I spent last night at the fabulous Partners & Crime bookstore in NY (which just happens to sit right below the equally fabulous literary agency I’m represented by) celebrating the release of the equally equally fabulous Stefanie Pintoff’s second novel.
Stefanie’s mystery series, set in old New York, was the perfect release to echo the atmosphere at Partners & Crime. Candles–electric, but still–flickered. A marble mantle–behind the podium where Stefanie read one of her sharp, sly scenes, laden with portents–recalled such eerie childhood classics as John Bellairs’ THE HOUSE WITH A CLOCK IN ITS WALLS. Partners & Crime boasts many first editions, set behind multi-paned wooden cabinets with the glass removed for easy access and perusal, which brought me right back to days spent combing the library stacks in the early 1980s. Stephen King’s CUJO with a picture of the slavering dog. Dean Koontz.You can go there–the bookstore, not the stacks–and find some of your own lost treasures.
A good time was had by all.
In these changing times, bookstores such as P&C can accomplish something internet purveyors of books will never be able to do: bring authors and readers together in real-time, live interaction. No video feed embedded in an e reader can ever match that.
So I’m going to add something to the above. If you buy Stefanie’s thus far dazzling follow up to her first Edgar award winner–this one set in the brutally competitive world of the Broadway stage–why not give something a little different a try and do so here.

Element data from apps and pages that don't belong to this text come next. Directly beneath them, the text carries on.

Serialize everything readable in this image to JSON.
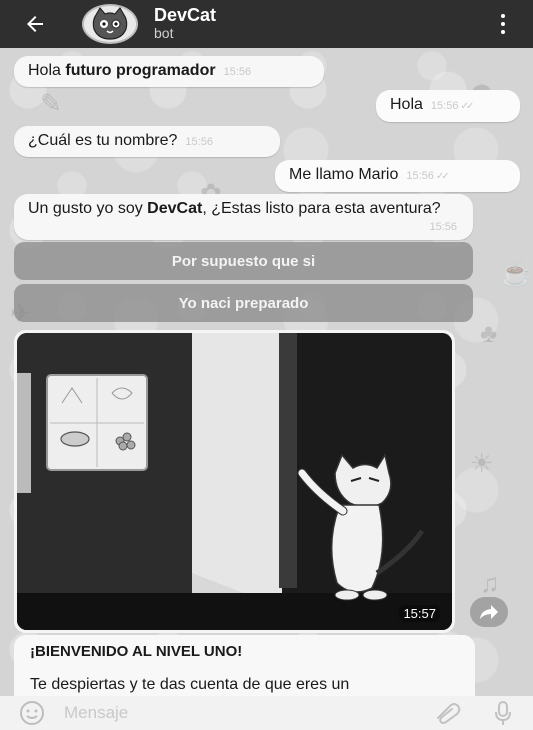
{
  "header": {
    "title": "DevCat",
    "subtitle": "bot"
  },
  "messages": [
    {
      "dir": "in",
      "text_pre": "Hola ",
      "text_bold": "futuro programador",
      "time": "15:56"
    },
    {
      "dir": "out",
      "text": "Hola",
      "time": "15:56"
    },
    {
      "dir": "in",
      "text": "¿Cuál es tu nombre?",
      "time": "15:56"
    },
    {
      "dir": "out",
      "text": "Me llamo Mario",
      "time": "15:56"
    },
    {
      "dir": "in",
      "text_pre": "Un gusto yo soy ",
      "text_bold": "DevCat",
      "text_post": ", ¿Estas listo para esta aventura?",
      "time": "15:56"
    }
  ],
  "bot_buttons": [
    "Por supuesto que si",
    "Yo naci preparado"
  ],
  "image_message": {
    "time": "15:57"
  },
  "text_message": {
    "title": "¡BIENVENIDO AL NIVEL UNO!",
    "body": "Te despiertas y te das cuenta de que eres un"
  },
  "input": {
    "placeholder": "Mensaje"
  }
}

And raise a glass with me to books and bookstores. Long may they run.